Figure 1-8. These drawer pulls are fashioned from junked wrenches

Another fun project was a prop replica, the signature bike from Pee Wee’s Big Adventure, seen in Figure 1-9.

Figure 1-9. I restored this bike and made it look like Pee Wee’s bicycle from the movie

Although it doesn’t sound like it, I never was able to get much traction in the TV business. People ask why I’m not working on another show. It’s not because I’m not interested. It’s because they’re not interested.

In the meantime I’ve found something better: making my own shows and posting them on YouTube.

Uploading My Own

I started putting up YouTube videos in 2012. There was a guy who got two million hits with a video of his truck running. I put up a video of my truck running and it didn’t get any hits. At first I developed my channel as a way of attracting viewers for my next TV project, but eventually I stopped caring about TV and focused on the shows for their own sake. I recorded myself building projects, mostly sped up and without subtitles or narration.

After about 15 videos, Make: noticed and asked me to do some videos for them. It’s been three years now, and I’ve done over 80 videos for them. My Make: videos include some fan favorites, like “Ice Pick 2.0,” “Birch Slice Table” (seen in Figure 1-10), and the “Pallet Toolbox.” (You’ll find the latter in the pages of this book.) I’ve done tool restorations, furniture and sign projects for clients, as well as storage and tools for my own use here in the shop.

Figure 1-10. I’ve done a bunch of videos for Make:

The most important thing about YouTube is being able to talk directly to my fans, without the filter of a TV station or production company in between. Sometimes it’s a bad sort of communication, with nitpickers disagreeing with my techniques or wringing their hands over some customization I made to a tool.

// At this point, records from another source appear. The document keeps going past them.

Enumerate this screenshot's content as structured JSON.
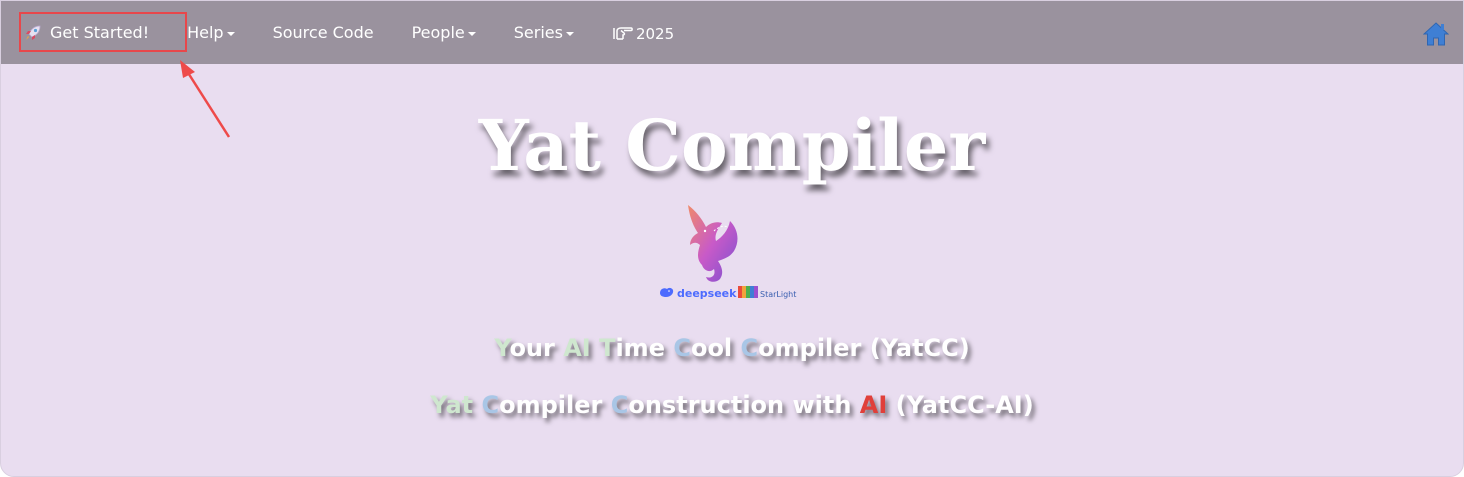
{
  "nav": {
    "get_started": "Get Started!",
    "help": "Help",
    "source_code": "Source Code",
    "people": "People",
    "series": "Series",
    "year": "2025",
    "icons": [
      "rocket-icon",
      "pointing-hand-icon",
      "home-icon"
    ]
  },
  "hero": {
    "title": "Yat Compiler",
    "logo_text": {
      "brand": "deepseek",
      "partner": "StarLight"
    },
    "tagline1": {
      "parts": [
        "Y",
        "our ",
        "AI",
        " ",
        "T",
        "ime ",
        "C",
        "ool ",
        "C",
        "ompiler (YatCC)"
      ]
    },
    "tagline2": {
      "parts": [
        "Yat",
        " ",
        "C",
        "ompiler ",
        "C",
        "onstruction with ",
        "AI",
        " (YatCC-AI)"
      ]
    }
  },
  "colors": {
    "navbar": "#9a929e",
    "background": "#e9ddf0",
    "highlight": "#e8474b",
    "accent_green": "#cfe7cf",
    "accent_blue": "#a9c6e6",
    "accent_red": "#e0403a"
  }
}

Most of the fans I have dealt with, however, have been excited, supportive, eager to learn, and happy to watch my videos purely as a source of inspiration. People sometimes ask why I don’t explain things in more detail. The answer is, I’ve never intended my videos to be exact how-tos. I don’t like to be preachy about what I do. The making experience is totally personal. I’m not trying to teach you the right way to use a band saw or hold a drill. I’m just trying to inspire you to try it yourself.

Welcome to my workshop!